By Anne Claycombe | Photo by Carolyn Richardson
Myrna Truitt (B.A. '62) took a while to hit her stride as a pioneer. She started breaking new ground early, as the first in her family to get a college degree. She put herself through Georgia State College, as GSU was then known, working part-time as a secretary in its Bureau of Business and Economic Research.
Even then, she was thinking about opportunity for others. As an undergraduate, she was part of a group of Georgia State and Morehouse College students who planned to integrate the Georgia State cafeteria. At that time, though, planning was as far as they got.
"We kept chickening out," she said. "That was at the time that UGA was being integrated with the help of the National Guard."
When she graduated, her choices were limited by her gender. There just weren't that many professional-level jobs for women in the early 1960s, she explained. But after a few years, a research analyst job opened up in the marketing department at Newsweek, and Truitt was finally able to get a foot on the corporate ladder.
Once she got started, she couldn't stop climbing, it seemed. She was promoted to management, and the company sent her to Boston University for an M.B.A. By then, in the '70s, things had improved for women, but she was still part of a class that was 90 percent male.
Truitt kept earning promotions and ended her 34-year career at Newsweek as the director of advertising research for the company.
"I feel very lucky," she said. "I benefitted from a combination of hard luck and opportunity."
While building her own career, Truitt also volunteered to help improve opportunities for other women. In the mid-1970s, she served on the board of directors for the Boston chapter of the National Organization for Women.
She took a class on automotive repair for women that the organization offered as a fundraiser. She liked it so much that she ended up teaching the class herself, everything from how to change a tire to how to do a full tune-up.
"That was back in the day when you could still work on cars [without computerized instruments]," she said.
Truitt is still an active supporter of a variety of causes, including animal rights and immigration issues. She serves as chair of her church's social justice committee.
When not pursuing her passion as a "minor social activist," as she puts it, the Long Island resident likes to travel, and especially to sail. Though she doesn't own a boat, she's crewed on vessels traveling the coasts of Greece, Italy and Turkey. At home, she likes to sail on the Long Island Sound.

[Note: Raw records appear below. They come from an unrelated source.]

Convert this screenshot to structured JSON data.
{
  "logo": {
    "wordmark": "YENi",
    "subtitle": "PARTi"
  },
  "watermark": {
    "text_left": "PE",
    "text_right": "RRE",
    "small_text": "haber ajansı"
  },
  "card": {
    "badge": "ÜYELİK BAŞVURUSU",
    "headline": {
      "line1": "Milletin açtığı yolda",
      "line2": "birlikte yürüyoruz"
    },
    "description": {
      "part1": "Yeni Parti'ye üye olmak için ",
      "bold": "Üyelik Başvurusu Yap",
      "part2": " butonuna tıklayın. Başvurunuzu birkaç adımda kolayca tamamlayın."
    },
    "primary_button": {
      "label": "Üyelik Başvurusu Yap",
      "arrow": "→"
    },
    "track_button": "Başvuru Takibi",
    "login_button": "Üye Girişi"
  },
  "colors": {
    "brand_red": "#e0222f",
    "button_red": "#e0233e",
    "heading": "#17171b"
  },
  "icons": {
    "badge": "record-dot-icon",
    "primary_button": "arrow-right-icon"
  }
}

"There are a lot of interesting places you only get to by boat," she said.
Not a bad hobby for a woman who's gotten everywhere under her own sail - and stopped to pick up others along the way.